Our first dive was to Esmeralda, a reef cut in the outer barrier reef that drops precipitously to over 30 meters (100 ft). We worked our way across a colorful, healthy reef and followed deep sand channels at 25 meters (80 ft), encountering curious nurse sharks and fearless black groupers.
On our next dive we descended into the San Pedro Canyons, sharp fissures in the reef that drop away ever deeper—to 50 meters or more (165 ft). There, we spotted an inquisitive Green Moray eel and were surrounded by more nurse sharks and big groupers (at one point, we counted 12).
Halfway through the dive, we discovered the reason for this enthusiastic escort: our divemaster Patojo was toting a virtual sushi restaurant in his vest pocket! Although feeding fish in the wild is not something we condone, in discussion with Patojo back on the boat we understood that this is a common practice on Belize’s reefs. His logic is that this form of symbiosis ensures that the groupers are valued by the dive community, and hence not caught for dinner. Hmmmm….
Only a short while later, we were to discover another form of life insurance that seems far more sustainable: Hol Chan Marine Reserve. After a quick change of boats to a Belize Fisheries Service patrol boat, we joined Miguel Alamia, the Reserve’s manager, for what turned out to be far and away the best dive we’ve yet made.
On the 15-minute passage to the Reserve, Miguel related the history of Belize’s first true marine reserve. Covering 35 square kilometers (21 square miles), Hol Chan (“narrow channel” in Mayan) was originally declared in 1987 and expanded in 2008. The reserve encompasses an entire reef ecosystem, from offshore waters to coral reef, sea grass beds and mangroves. Each distinct zone has different protection guidelines, and historic fisheries are still allowed in most locations within the reserve. But it is a marine protected area and it is enforced: our crew Edgar and Grimaldo are both licensed officers with the power to arrest those who violate the law.
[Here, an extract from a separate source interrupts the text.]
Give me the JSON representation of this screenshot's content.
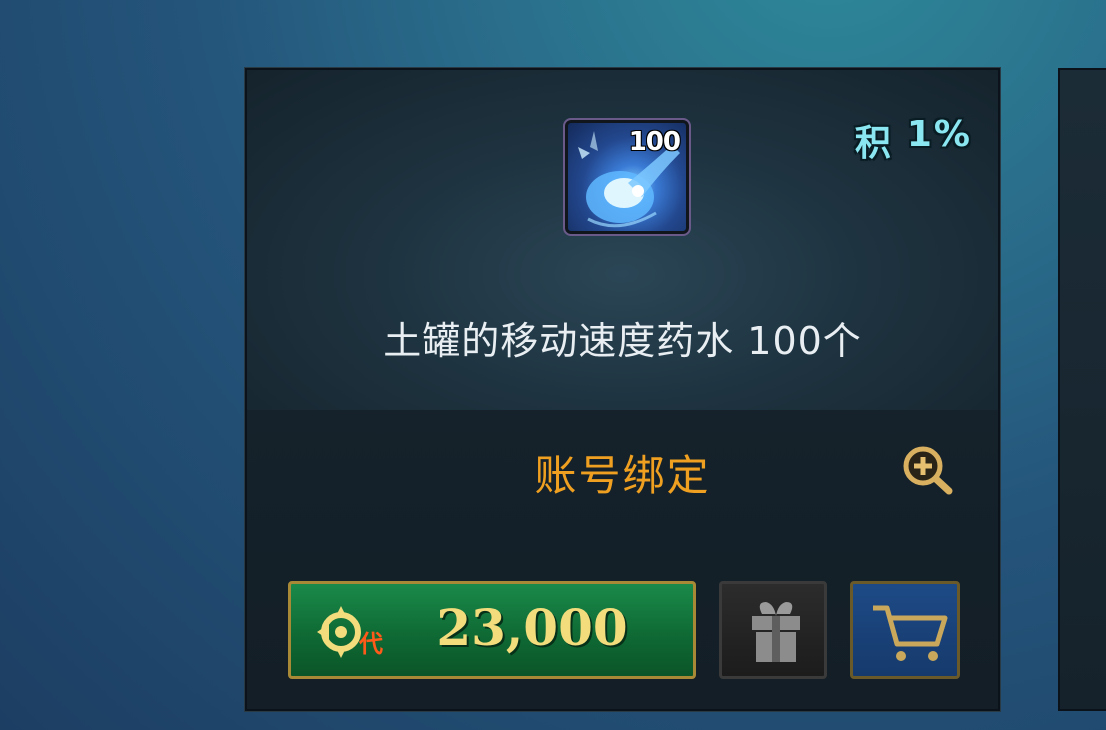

Arriving among a covey of turista snorkel boats, we learned that this throng is in fact an important part of the Belizean economy—tourism alone is the nation’s largest industry. Carefully managed, the dive operators honor the rules in order to access the Reserve: no anchoring is allowed, tour guides must earn a license after a rigorous training program, boats may carry a maximum of 8 guests, and floats must be used to ensure snorkelers do not touch or kick the reef.
We followed Miguel into the 27C (80F) water, completely unaware of what we were about to experience. Imagine a cross between Jurassic Park and Finding Nemo…a magical, natural sand channel between two robust and healthy reefs—populated by literally thousands of fish!
Big fish like Cuban jacks, black grouper and tarpon. Schooling fish like yellowtail, cubero snapper, and permit. Beauties like rainbow parrotfish, French angels and queen triggerfish. Plus a green sea turtle, several stately spotted eagle rays and a bevy of groupers: black, Nassau, reds and yellows.
As the sun lowered in the western sky and our air got low, we couldn’t tear ourselves away. Back on the boat, we agreed that THIS is the way to ensure the future of the fish and their habitat. If ever there was a Hope Spot, it is Hol Chan Marine Reserve—a place on our planet too important to leave in fate’s hands. Sitting in the channel as the sun sank into the mangroves, we were sure the fishes below would agree.
By John Racanelli
Photography By Kip Evans